Dataset extract.
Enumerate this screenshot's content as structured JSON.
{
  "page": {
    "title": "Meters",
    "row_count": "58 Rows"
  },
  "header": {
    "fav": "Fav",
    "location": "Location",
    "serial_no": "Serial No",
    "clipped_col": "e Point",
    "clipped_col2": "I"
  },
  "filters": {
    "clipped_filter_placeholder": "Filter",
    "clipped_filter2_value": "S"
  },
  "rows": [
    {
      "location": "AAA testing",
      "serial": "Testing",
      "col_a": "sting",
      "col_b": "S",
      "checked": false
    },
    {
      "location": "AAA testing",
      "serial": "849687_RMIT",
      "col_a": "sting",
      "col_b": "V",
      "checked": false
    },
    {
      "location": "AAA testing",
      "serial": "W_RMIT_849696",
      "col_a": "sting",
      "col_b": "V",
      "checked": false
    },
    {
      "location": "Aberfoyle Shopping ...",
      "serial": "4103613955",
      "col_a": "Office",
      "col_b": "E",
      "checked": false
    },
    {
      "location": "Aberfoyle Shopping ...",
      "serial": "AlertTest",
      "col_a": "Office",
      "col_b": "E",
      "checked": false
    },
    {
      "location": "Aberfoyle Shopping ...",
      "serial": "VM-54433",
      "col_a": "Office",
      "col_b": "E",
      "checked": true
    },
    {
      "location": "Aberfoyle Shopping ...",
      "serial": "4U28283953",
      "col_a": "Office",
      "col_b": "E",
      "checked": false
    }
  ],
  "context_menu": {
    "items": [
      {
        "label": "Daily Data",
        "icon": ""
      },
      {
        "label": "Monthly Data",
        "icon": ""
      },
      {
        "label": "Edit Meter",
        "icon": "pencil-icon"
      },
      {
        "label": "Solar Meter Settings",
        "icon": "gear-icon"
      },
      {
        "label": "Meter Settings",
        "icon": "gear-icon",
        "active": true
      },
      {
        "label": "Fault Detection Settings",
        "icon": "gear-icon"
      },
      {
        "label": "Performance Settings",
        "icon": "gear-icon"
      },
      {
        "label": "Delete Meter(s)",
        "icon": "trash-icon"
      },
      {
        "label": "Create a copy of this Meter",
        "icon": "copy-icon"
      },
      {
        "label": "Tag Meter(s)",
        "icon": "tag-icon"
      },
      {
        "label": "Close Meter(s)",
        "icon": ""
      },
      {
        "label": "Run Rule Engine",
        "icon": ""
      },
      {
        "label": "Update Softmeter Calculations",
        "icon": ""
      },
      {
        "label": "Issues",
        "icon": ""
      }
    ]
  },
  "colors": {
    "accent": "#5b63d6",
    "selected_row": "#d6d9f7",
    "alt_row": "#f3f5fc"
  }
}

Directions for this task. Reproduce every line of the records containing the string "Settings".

Solution to this exercise.
        "label": "Solar Meter Settings",
        "label": "Meter Settings",
        "label": "Fault Detection Settings",
        "label": "Performance Settings",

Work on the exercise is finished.